I discussed this in my blog. The main consideration isn’t who to bail out, but when. When the housing market crashed it wasn’t so much the start to a chain of bad events as the start of a snowball rolling down a hill, getting bigger on the way. The mortgages were bundled in with other investments by the banks, pulling those down as well, and adding to the total amount that had to be bailed out. This made the market go down, hurting a lot of other investments that the banks depended on, adding to the total amount that had to be bailed out and of course wrecking the market.

The main reason to have bailed out the homeowners would be because that’s the earliest step in the process. And really, all you have to do as far as a bailout goes is to ensure the same default rate as the banks had expected to get. You don’t have to pay for people’s houses, you just need to pay a percentage of the value going against the interest, not even the principal, since it was the moving interest rate that screwed people up. If you pegged them all at the non-moving interest rate that they had started with and “bailed out” any additional interest, then you’re talking a total amount of about $39 billion, based on the numbers I was able to calculate.* That might not be a loan - and thereby get paid back - but it keeps the country from entering a recession.

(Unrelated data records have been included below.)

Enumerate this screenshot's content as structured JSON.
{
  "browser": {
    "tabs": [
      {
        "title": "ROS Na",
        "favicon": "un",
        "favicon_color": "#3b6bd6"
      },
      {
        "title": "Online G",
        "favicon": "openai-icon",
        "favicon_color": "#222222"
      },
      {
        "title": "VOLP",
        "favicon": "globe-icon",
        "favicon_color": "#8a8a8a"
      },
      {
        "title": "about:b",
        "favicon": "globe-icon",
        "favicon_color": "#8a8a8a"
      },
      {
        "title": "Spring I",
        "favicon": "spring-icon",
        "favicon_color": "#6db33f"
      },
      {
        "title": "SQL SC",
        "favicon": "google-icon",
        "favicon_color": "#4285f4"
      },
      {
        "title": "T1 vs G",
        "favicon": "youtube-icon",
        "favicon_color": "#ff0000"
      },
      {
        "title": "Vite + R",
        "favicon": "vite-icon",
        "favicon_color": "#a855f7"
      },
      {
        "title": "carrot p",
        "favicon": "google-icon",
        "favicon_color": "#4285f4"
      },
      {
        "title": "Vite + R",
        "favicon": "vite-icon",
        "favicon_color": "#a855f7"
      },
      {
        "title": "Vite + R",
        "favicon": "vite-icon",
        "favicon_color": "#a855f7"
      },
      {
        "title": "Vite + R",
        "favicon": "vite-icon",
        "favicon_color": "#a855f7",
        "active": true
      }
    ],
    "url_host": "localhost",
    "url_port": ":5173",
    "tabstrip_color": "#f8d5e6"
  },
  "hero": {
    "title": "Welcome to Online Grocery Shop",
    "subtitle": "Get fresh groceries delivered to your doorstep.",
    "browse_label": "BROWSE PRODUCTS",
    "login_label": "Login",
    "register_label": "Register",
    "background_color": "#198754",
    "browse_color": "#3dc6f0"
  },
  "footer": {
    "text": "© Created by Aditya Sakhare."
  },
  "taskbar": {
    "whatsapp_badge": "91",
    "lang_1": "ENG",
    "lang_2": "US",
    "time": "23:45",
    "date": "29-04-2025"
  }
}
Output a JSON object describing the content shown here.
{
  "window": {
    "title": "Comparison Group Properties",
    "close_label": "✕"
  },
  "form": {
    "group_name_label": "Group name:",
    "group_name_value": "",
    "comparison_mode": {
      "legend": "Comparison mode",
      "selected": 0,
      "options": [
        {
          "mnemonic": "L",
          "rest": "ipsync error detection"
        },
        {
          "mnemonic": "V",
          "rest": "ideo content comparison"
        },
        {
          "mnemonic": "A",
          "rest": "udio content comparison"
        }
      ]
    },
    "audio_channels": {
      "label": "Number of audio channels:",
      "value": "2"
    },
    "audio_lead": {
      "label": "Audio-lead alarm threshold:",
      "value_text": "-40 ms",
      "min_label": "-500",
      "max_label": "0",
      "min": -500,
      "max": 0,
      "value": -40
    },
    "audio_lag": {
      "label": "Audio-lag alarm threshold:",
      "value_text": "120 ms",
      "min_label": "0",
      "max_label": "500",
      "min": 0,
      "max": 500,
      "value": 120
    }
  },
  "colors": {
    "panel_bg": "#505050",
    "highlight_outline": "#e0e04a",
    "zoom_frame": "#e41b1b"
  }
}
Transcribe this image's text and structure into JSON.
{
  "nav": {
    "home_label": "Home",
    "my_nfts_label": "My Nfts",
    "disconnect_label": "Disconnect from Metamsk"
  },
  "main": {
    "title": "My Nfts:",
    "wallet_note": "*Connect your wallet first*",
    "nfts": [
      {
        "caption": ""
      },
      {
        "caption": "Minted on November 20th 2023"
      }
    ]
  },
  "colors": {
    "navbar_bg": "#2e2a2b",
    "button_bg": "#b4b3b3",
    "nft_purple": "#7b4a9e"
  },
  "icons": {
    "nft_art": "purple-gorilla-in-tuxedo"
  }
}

The important thing, though, would be that the market be assured of such a plan being agreed upon by mid-2007. Any later and things would have started to go downhill regardless.

I would almost wish to subscribe to your newsletter, but what about the homeowner that had the final judgment of foreclosure entered against him the day before this law was proposed/went into effect? The homeowner foreclosed on the year before?

What would stop new risky loans with consumers secure in the belief that the feds would come through again and not let them lose their homes?

Yes. Bailing out homeowners would have indirectly bailed out the mortgage banks anyway. Only they would have had to work for their money.